Barnabas: Of course I do. Whoever it was, or wherever she might be, I’m sure she’d want you to have it.
Again — super delusional. These people are just projecting whatever they want on to the past.
Oh man, I just said “the past” — now they’ve got me doing it!
They go to the Blue Whale for some much-needed adult beverages, and Vicki stares at the handkerchief and wonders who F. McA. C. was.
So here’s a spoiler alert: this is threeshadowing, setting up a potential storyline that never goes anywhere. They’ll mention it a couple more times and then forget all about it.
But then the door opens, and it’s a plot point! And not a moment too soon.
So here’s some good news for us all — we made it through the black-and-white episodes. Starting tomorrow, Dark Shadows is in color. Hooray!
Tomorrow: Nothing But Lies.
Dark Shadows bloopers to watch out for:
Things are always a bit rocky whenever Sarah has dialogue to say. Her most noticeable trip in this episode is her answer to Maggie: “The ring is on a — the key is on a ring, the ring is on a… chain, and the chain is on a belt. And that’s how Maggie’s going home.”
When Miss Jackson pounds on the locked door, the walls of the set visibly shake.
As Vicki and Burke walk up to the window of the deserted house, you can see the reflection of a man in a white shirt walking across the studio.
Behind the Scenes:
According to Jim Pierson’s 1988 book Dark Shadows: The Introduction of Barnabas, the original script for this episode included a truck driver, who picks up Maggie on the road and drives her to Collinsport. The truck driver was written out of the revised script, possibly because there were already six speaking parts in the episode, which is usually the limit. So Maggie ends up walking the entire 100 mile journey in one night.
This episode is the last appearance of Alice Drummond as Miss Jackson. Drummond had a long and varied career after this four-episode stint on Dark Shadows. She was nominated for a Tony Award in 1970 for The Chinese and Dr. Fish. She spent three years on a CBS soap, Where the Heart Is, and had featured roles on several short-lived TV series, including Park Place, Lenny and Frannie’s Turn. She had several memorable “old lady” roles in comedies — the scared librarian at the beginning of Ghostbusters (1984), Mrs. Finkle in Ace Ventura: Pet Detective (1994), and Kevin Kline’s aunt in In and Out (1997). Her most recent film role was a part in a 2011 Brendan Fraser movie, Furry Vengeance.
Nurse Jackson appears again in April 1968, where she’s played by Ann Davies.
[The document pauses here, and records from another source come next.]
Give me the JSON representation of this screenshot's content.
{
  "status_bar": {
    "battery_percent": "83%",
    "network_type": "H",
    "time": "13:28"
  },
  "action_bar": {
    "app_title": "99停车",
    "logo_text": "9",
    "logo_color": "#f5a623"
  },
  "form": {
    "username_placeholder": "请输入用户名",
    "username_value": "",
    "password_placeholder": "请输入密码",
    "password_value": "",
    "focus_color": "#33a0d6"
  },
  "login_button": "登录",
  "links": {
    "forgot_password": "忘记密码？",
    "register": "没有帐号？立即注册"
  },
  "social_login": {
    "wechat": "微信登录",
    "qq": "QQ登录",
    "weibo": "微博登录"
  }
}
Vicki’s dream house is named Seaview, the name of the actual New England mansion which is used on the show as the exterior of Collinwood.
Tomorrow: Nothing But Lies.
— Danny Horn